Data records
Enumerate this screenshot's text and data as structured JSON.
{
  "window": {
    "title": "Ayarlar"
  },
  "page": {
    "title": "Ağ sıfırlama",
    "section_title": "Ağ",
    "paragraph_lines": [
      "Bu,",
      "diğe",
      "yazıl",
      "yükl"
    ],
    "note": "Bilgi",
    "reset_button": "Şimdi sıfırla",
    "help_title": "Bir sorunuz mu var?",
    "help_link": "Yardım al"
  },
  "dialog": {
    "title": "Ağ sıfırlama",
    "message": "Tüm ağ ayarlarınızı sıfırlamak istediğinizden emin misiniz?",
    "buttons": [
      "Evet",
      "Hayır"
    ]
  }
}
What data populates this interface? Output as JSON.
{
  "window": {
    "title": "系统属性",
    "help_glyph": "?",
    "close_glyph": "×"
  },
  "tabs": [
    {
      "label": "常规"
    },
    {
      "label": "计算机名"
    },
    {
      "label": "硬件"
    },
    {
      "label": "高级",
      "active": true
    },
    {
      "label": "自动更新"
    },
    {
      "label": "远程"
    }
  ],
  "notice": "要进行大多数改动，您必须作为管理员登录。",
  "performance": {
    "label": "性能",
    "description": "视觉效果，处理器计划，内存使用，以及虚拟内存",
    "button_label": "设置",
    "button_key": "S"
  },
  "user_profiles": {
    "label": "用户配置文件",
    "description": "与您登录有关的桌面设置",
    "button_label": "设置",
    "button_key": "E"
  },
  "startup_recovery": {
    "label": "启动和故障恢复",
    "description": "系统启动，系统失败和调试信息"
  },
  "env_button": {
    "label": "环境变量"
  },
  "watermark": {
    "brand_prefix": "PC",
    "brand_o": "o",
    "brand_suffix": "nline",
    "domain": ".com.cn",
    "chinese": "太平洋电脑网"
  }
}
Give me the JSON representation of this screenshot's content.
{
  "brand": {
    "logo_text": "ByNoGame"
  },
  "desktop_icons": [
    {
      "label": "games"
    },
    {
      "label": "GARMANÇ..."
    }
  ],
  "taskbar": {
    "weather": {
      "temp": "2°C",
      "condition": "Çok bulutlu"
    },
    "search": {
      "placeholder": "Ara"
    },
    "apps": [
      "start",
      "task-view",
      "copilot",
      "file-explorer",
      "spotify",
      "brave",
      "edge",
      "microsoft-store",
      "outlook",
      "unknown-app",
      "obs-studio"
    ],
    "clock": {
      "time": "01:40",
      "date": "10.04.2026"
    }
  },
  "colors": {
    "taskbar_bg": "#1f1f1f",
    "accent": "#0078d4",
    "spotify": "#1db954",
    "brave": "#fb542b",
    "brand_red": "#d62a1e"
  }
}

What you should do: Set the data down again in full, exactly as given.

Answer to the exercise:
Enumerate this screenshot's text and data as structured JSON.
{
  "window": {
    "title": "Ayarlar"
  },
  "page": {
    "title": "Ağ sıfırlama",
    "section_title": "Ağ",
    "paragraph_lines": [
      "Bu,",
      "diğe",
      "yazıl",
      "yükl"
    ],
    "note": "Bilgi",
    "reset_button": "Şimdi sıfırla",
    "help_title": "Bir sorunuz mu var?",
    "help_link": "Yardım al"
  },
  "dialog": {
    "title": "Ağ sıfırlama",
    "message": "Tüm ağ ayarlarınızı sıfırlamak istediğinizden emin misiniz?",
    "buttons": [
      "Evet",
      "Hayır"
    ]
  }
}
What data populates this interface? Output as JSON.
{
  "window": {
    "title": "系统属性",
    "help_glyph": "?",
    "close_glyph": "×"
  },
  "tabs": [
    {
      "label": "常规"
    },
    {
      "label": "计算机名"
    },
    {
      "label": "硬件"
    },
    {
      "label": "高级",
      "active": true
    },
    {
      "label": "自动更新"
    },
    {
      "label": "远程"
    }
  ],
  "notice": "要进行大多数改动，您必须作为管理员登录。",
  "performance": {
    "label": "性能",
    "description": "视觉效果，处理器计划，内存使用，以及虚拟内存",
    "button_label": "设置",
    "button_key": "S"
  },
  "user_profiles": {
    "label": "用户配置文件",
    "description": "与您登录有关的桌面设置",
    "button_label": "设置",
    "button_key": "E"
  },
  "startup_recovery": {
    "label": "启动和故障恢复",
    "description": "系统启动，系统失败和调试信息"
  },
  "env_button": {
    "label": "环境变量"
  },
  "watermark": {
    "brand_prefix": "PC",
    "brand_o": "o",
    "brand_suffix": "nline",
    "domain": ".com.cn",
    "chinese": "太平洋电脑网"
  }
}
Give me the JSON representation of this screenshot's content.
{
  "brand": {
    "logo_text": "ByNoGame"
  },
  "desktop_icons": [
    {
      "label": "games"
    },
    {
      "label": "GARMANÇ..."
    }
  ],
  "taskbar": {
    "weather": {
      "temp": "2°C",
      "condition": "Çok bulutlu"
    },
    "search": {
      "placeholder": "Ara"
    },
    "apps": [
      "start",
      "task-view",
      "copilot",
      "file-explorer",
      "spotify",
      "brave",
      "edge",
      "microsoft-store",
      "outlook",
      "unknown-app",
      "obs-studio"
    ],
    "clock": {
      "time": "01:40",
      "date": "10.04.2026"
    }
  },
  "colors": {
    "taskbar_bg": "#1f1f1f",
    "accent": "#0078d4",
    "spotify": "#1db954",
    "brave": "#fb542b",
    "brand_red": "#d62a1e"
  }
}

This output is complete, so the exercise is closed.